Records drawn from a dataset:
------------------------------

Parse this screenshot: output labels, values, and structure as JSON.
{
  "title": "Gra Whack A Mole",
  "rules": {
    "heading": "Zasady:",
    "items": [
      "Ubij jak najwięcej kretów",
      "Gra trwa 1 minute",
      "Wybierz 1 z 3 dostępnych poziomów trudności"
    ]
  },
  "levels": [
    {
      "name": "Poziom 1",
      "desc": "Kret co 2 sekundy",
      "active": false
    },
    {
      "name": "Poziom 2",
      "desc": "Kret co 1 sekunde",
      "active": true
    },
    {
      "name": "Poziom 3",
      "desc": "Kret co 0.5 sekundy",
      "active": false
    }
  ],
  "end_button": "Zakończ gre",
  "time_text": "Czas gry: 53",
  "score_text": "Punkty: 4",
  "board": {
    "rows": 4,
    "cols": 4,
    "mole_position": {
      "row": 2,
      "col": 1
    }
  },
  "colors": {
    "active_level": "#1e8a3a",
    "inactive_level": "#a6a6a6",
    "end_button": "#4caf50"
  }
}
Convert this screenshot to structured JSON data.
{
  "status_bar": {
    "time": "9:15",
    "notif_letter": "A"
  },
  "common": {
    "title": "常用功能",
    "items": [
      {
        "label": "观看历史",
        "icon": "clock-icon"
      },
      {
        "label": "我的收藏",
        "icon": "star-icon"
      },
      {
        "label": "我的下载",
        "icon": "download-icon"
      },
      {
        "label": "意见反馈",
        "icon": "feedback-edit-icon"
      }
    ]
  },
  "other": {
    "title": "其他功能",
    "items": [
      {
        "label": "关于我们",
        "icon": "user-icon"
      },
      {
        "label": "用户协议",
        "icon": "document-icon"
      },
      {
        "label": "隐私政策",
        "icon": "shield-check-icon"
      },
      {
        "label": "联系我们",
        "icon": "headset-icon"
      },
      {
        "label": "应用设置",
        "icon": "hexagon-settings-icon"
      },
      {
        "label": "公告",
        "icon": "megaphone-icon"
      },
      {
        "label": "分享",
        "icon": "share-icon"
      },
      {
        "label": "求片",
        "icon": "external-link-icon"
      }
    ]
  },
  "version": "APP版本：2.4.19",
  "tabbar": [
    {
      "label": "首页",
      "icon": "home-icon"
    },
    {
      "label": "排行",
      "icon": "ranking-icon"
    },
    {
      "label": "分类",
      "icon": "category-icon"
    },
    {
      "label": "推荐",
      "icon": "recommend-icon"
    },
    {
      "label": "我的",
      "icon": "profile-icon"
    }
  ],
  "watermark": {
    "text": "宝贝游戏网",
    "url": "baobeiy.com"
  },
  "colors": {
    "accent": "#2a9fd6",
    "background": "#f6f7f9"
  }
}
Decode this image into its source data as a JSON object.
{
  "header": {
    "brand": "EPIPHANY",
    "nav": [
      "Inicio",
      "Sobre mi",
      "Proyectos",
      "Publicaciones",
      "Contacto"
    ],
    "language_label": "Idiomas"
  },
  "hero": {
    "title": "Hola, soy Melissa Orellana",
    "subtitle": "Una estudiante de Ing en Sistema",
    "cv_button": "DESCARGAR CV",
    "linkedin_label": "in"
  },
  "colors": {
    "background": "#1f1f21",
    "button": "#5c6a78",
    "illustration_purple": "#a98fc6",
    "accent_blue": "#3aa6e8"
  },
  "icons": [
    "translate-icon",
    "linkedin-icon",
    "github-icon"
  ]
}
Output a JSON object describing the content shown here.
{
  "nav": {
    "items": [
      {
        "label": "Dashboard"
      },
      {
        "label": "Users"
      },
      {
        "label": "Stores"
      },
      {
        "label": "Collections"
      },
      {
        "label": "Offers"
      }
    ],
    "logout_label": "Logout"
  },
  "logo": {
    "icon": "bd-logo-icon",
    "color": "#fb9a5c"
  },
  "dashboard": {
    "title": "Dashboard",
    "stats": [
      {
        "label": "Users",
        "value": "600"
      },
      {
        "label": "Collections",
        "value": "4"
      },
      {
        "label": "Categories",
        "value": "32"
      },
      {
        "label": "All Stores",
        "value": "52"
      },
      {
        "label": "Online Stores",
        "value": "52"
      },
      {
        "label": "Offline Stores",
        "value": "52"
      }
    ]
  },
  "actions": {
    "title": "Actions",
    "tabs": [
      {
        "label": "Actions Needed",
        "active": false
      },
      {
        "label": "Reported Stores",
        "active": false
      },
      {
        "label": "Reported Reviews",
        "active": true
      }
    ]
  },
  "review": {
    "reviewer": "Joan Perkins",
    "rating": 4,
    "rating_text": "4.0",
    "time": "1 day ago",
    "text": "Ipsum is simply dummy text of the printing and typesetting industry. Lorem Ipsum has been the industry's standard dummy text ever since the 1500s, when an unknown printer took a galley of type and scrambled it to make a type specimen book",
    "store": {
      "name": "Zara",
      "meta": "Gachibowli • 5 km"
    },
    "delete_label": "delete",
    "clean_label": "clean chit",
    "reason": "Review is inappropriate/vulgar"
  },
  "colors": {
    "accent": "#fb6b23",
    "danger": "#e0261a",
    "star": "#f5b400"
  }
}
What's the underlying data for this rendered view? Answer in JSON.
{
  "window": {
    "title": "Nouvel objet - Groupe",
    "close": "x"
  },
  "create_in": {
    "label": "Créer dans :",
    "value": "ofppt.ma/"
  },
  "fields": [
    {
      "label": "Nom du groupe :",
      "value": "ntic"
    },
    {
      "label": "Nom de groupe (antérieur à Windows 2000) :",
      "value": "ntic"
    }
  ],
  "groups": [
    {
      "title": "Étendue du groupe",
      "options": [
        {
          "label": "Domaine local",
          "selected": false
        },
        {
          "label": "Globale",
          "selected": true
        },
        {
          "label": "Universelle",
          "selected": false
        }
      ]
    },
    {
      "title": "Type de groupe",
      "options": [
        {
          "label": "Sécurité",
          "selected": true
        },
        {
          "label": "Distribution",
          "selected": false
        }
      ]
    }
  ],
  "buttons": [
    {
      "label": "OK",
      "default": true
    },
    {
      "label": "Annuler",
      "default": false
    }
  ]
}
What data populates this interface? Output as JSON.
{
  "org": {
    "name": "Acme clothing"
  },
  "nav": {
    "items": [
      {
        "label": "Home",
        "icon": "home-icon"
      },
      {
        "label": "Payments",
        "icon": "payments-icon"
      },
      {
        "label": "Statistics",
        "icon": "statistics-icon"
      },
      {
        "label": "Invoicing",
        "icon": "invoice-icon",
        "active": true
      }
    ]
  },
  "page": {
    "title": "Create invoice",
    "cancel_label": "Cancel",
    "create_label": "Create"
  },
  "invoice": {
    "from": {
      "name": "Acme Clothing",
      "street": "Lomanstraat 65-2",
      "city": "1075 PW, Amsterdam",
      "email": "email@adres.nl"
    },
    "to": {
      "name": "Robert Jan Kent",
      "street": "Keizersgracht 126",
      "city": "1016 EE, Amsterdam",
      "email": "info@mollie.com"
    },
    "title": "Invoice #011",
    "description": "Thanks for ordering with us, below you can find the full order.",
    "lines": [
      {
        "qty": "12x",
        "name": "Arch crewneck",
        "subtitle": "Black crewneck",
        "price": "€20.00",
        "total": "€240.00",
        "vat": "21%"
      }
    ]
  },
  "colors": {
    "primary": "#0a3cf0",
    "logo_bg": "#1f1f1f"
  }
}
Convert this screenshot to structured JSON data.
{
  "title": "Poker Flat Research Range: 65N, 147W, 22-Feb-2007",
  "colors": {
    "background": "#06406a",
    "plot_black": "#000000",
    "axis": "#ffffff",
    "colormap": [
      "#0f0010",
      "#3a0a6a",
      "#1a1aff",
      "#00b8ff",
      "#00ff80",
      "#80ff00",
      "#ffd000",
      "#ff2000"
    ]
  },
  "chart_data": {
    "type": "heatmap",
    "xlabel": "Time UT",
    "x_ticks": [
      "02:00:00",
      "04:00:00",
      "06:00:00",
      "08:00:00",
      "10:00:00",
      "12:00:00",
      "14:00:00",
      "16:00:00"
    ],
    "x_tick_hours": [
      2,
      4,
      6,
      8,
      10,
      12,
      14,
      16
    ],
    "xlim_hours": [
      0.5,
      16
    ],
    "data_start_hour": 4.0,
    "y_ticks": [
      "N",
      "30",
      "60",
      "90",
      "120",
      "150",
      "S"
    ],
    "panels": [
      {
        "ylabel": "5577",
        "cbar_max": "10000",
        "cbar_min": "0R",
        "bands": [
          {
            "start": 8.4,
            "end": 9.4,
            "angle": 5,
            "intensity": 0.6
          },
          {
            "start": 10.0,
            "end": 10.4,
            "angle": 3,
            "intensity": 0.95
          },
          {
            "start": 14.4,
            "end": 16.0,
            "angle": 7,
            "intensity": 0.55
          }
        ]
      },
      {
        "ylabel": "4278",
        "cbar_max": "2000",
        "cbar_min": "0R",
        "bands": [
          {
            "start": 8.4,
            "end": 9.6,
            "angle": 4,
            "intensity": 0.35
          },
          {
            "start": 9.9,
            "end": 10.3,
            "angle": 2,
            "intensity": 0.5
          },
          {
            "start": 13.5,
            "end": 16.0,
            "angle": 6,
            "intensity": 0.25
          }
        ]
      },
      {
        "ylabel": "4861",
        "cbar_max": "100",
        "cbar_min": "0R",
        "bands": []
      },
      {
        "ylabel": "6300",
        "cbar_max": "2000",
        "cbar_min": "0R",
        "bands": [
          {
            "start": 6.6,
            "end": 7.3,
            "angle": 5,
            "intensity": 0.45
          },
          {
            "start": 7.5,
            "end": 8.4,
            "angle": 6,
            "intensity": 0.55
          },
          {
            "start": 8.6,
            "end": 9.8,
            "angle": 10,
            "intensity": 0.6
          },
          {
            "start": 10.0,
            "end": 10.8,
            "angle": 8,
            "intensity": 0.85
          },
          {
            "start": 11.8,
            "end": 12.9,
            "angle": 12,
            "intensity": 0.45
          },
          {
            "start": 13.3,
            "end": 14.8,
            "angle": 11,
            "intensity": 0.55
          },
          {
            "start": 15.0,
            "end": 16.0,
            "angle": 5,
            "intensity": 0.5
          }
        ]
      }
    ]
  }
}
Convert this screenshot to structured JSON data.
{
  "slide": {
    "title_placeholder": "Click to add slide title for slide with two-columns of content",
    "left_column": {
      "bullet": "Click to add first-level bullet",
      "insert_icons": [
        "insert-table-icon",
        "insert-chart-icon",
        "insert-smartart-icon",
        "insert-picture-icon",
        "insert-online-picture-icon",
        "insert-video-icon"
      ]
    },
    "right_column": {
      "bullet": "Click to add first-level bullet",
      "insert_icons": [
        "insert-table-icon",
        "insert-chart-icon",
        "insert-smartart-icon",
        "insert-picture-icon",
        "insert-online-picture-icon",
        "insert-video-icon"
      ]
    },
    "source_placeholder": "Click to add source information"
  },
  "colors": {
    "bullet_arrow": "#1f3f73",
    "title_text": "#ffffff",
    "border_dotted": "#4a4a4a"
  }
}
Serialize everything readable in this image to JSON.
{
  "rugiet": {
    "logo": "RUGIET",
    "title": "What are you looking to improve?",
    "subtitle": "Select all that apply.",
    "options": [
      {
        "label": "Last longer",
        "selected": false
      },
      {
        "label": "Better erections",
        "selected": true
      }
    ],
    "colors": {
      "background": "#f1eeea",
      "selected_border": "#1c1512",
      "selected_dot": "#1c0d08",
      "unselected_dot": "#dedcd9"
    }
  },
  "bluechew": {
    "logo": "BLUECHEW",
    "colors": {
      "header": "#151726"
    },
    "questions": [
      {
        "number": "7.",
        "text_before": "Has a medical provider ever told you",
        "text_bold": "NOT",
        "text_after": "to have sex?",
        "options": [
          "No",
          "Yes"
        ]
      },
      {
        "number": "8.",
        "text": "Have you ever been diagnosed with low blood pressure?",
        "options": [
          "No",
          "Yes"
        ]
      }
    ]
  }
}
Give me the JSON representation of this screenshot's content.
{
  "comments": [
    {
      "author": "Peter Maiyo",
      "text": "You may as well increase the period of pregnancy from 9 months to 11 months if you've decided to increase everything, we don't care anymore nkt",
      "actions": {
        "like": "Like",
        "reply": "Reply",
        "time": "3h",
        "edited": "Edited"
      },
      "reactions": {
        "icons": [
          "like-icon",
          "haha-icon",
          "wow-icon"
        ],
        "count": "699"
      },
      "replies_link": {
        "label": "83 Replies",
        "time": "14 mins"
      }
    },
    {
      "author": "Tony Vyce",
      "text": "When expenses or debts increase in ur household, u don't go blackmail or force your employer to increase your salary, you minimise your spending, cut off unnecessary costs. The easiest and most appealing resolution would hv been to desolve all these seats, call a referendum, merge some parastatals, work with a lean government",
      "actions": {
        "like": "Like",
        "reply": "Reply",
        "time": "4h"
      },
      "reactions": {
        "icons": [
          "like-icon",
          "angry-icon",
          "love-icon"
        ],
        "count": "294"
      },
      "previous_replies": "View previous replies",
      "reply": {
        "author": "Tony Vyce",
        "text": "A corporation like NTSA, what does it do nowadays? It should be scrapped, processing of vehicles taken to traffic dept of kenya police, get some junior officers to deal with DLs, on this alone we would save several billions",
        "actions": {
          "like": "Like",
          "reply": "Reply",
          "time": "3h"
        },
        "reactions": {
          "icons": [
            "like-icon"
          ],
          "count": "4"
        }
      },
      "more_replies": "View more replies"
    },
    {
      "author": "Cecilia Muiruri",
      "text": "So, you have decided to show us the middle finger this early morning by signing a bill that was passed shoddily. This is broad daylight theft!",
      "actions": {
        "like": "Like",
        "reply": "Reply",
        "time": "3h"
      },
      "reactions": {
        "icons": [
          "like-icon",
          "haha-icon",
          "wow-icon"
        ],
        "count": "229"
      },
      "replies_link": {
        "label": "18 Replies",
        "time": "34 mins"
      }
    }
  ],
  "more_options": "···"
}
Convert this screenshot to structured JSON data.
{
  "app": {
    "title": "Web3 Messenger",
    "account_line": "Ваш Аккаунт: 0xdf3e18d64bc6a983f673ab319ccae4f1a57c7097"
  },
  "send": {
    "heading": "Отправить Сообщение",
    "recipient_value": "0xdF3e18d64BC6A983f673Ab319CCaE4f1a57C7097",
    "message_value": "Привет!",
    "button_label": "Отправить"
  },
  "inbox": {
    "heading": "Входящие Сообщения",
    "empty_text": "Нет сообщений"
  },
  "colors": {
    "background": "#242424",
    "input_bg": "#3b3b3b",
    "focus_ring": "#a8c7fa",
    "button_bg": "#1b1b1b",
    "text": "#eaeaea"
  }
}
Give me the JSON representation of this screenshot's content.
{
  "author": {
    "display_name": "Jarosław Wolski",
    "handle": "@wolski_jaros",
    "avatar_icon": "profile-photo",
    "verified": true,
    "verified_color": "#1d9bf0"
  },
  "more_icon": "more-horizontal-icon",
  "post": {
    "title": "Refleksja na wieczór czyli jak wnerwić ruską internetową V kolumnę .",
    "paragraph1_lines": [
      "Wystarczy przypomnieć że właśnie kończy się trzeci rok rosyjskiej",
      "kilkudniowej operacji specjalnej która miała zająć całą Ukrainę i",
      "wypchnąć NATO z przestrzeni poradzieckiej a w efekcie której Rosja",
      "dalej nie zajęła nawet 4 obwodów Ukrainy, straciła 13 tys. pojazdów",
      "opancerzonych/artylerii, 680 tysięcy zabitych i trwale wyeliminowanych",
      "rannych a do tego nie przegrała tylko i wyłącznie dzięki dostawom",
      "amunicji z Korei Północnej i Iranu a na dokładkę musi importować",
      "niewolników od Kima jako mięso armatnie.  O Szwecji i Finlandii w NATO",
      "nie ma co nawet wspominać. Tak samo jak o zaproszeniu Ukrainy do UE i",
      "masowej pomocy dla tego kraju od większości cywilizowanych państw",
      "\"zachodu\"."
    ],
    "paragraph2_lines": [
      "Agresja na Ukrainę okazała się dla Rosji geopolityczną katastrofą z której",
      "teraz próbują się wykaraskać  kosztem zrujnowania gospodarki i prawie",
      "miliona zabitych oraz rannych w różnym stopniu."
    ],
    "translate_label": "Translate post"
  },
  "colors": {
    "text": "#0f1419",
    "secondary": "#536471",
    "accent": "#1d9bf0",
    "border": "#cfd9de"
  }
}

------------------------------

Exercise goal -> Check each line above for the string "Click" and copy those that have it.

Task answer ->
    "title_placeholder": "Click to add slide title for slide with two-columns of content",
      "bullet": "Click to add first-level bullet",
      "bullet": "Click to add first-level bullet",
    "source_placeholder": "Click to add source information"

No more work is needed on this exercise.